VOL. 128 | NO. 140 | Friday, July 19, 2013
Memphis Standout Profile
Greg Miller Celebrates 10 Years at Inferno
By Andy Meek
Greg Miller doesn’t have to talk about how much he loves his job, the kinds of changes he’s seen in his industry, the kind of changes he’s been part of and how he couldn’t imagine working anywhere else but inferno.
The fact that he recently passed the 10-year mark working for the 14-year-old full-service advertising, marketing, design and public relations firm pretty much says that for him. Miller is an art director and interactive specialist with inferno, and to be with the same employer in a creative field as long as he has says many things.
It suggests, for example, that Miller is a fan of and a good fit with the culture of inferno, as well as the fact that he’s adept at tackling new mediums and challenges.
To put his tenure in perspective, when Miller started at inferno Mark Zuckerberg was still a student at Harvard who had not yet dabbled with the code for what would become Facebook. Twitter was still three years away, YouTube wouldn’t launch for two more years and print media – including books and legacy news outlets like Newsweek – still had business models built around paper.
Not only did social media arrive on the scene while Miller has worked at inferno, reshaping all manner of industries, but video has become especially crucial and embraced by the business world.
And it’s a medium that Miller is increasingly focused on.
Miller’s work includes everything from helping companies produce commercials, animation projects, training videos, how-to’s and more. One example he said inferno helped with was an explanatory video showing how FedEx gets shipments around the world – from China to the U.S. – in a single day.
“We have such a broad audience now,” he said. “Video is about controlling your message.”
Miller’s focus has been on Web design, but he also has a broad range of design and computer animation skills. Michael Overton, creative director and agency partner at inferno, said Miller’s skills are invaluable because he keeps the team on top of technology, new media and related changes they ought to know about.
“Creative has become so independent from specific media, and you can’t rely on the old standbys of print, outdoor and radio.”
Creative director and agency partner, inferno
“Creative has become so independent from specific media, and you can’t rely on the old standbys of print, outdoor and radio,” Overton said. “You need to take a very integrated approach to reaching your audience because there is constant innovation in the way people gather information. Greg ensures that our team is updated on all the developments associated with content distribution and new media channels.”
Ask Miller what a typical day is like for him, and the question might as well be in another language. He and others at the firm are quick to disabuse someone of the notion that the concept of a typical eight hours, of sameness and predictability, is not something that one should expect to find at inferno.

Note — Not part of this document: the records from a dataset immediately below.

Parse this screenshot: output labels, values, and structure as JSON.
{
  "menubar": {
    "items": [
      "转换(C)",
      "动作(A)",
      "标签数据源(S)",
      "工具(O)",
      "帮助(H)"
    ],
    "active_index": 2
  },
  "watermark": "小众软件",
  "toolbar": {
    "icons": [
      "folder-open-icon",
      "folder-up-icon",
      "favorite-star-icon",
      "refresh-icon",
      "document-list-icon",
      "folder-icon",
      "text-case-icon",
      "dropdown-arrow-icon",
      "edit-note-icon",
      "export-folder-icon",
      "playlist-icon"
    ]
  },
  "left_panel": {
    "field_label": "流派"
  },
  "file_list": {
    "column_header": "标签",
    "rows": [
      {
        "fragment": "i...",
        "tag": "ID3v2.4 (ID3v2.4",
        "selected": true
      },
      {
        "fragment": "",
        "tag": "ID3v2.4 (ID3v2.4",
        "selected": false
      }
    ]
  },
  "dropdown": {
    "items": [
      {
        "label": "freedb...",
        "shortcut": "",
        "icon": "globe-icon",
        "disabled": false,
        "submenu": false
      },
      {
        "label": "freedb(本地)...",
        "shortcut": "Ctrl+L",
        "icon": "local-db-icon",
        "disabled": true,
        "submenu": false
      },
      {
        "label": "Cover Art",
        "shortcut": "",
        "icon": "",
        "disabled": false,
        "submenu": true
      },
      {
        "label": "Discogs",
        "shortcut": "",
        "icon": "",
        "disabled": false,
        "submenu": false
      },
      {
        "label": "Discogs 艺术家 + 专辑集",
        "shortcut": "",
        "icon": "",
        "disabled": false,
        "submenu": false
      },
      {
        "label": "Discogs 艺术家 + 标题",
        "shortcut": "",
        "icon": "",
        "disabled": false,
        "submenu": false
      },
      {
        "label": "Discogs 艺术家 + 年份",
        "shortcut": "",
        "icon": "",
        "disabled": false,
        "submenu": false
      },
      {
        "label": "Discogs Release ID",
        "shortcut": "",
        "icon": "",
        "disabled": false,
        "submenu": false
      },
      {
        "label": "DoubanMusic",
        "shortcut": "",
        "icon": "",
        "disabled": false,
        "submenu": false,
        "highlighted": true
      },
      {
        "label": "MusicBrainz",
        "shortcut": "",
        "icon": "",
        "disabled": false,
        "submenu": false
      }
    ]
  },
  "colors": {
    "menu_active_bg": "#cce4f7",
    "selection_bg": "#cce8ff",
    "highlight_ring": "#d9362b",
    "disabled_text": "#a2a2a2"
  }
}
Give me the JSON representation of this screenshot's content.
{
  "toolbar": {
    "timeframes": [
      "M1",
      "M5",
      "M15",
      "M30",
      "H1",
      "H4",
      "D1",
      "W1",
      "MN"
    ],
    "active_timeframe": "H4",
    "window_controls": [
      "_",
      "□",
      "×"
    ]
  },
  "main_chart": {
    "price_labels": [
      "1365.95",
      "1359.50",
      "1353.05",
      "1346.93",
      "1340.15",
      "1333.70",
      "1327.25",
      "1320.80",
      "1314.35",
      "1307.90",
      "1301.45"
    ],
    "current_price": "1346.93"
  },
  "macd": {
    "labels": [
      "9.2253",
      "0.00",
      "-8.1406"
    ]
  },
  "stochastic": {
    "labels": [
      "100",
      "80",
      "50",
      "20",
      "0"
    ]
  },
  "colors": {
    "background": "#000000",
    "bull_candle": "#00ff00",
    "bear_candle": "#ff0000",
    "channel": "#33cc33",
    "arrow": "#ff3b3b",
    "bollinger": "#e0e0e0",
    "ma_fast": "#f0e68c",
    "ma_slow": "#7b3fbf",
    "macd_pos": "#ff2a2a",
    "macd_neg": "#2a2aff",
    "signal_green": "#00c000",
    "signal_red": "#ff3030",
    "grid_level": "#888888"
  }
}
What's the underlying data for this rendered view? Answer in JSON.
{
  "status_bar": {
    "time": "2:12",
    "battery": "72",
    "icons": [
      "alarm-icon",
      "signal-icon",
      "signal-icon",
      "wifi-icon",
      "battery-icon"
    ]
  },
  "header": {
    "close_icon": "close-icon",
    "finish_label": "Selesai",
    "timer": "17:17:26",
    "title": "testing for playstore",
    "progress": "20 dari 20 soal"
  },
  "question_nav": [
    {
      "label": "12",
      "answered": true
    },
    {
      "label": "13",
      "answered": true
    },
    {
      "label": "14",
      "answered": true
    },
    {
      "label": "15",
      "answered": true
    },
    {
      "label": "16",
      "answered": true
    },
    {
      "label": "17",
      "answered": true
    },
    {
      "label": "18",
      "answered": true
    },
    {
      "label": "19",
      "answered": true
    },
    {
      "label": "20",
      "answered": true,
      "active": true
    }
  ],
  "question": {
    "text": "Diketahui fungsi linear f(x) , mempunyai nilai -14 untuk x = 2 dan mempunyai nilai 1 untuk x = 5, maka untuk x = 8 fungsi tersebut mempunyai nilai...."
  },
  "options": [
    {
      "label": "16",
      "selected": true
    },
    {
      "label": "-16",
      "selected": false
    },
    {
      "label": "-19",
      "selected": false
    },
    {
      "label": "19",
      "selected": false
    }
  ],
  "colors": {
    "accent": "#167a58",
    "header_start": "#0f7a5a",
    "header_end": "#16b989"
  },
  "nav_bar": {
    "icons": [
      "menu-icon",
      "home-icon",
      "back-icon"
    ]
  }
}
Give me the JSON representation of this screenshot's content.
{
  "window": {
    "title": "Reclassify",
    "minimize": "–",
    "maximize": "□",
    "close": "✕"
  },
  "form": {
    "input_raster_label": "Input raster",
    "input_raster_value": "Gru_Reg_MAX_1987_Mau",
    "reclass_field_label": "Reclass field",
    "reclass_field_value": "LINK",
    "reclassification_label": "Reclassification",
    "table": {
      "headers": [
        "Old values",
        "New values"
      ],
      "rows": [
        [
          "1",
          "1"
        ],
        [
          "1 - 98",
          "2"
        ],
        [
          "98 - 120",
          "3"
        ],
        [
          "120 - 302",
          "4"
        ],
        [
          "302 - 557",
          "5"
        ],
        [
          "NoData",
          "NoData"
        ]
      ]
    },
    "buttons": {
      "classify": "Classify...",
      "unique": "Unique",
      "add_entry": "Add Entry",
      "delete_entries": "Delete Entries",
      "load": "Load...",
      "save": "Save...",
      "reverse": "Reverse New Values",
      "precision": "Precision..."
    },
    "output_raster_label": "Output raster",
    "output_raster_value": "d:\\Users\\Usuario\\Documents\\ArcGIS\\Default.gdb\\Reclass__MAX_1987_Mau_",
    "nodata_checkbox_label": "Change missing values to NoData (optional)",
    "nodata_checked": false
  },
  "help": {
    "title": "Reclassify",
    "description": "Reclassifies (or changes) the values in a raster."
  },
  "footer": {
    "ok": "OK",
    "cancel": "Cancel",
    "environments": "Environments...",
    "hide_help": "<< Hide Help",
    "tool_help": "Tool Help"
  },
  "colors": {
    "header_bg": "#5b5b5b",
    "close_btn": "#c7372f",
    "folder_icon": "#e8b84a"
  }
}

On one particular morning last week, Miller’s day started early, when he was out on a shoot. Usually, his workday includes a mix of planned tasks in addition to the necessary flexibility of rolling with the punches to accommodate clients who need something immediately.
One way he tries to stay creative and keep himself inspired is by searching the Web. He doesn’t watch much TV, so he tries to seek out examples of great art, visuals, video and design online, and then use that to fuel his intellectual and creative energy.
One of the things Miller said he likes about his job is how inferno’s partners have “allowed me to change up what I do every few years.”
Inferno’s clients span a variety of sectors, including health care, relocation, logistics, banking, agriculture, entertainment and the nonprofit world. The company is based in Memphis and has satellite offices in Arkansas and Michigan.
It bills itself as a leading mid-sized provider of business-to-business and consumer marketing solutions, with expertise across a variety of disciplines.
Miller said the firm recently added a new staffer to its interactive department. The additions always bring something new to the table, he reflected, and this time the department is getting its first female addition, which he said would bring an especially fresh and valuable perspective.
About the firm, Miller said: “It’s a great place to work, with great people. And I have a lot of respect for the partners.”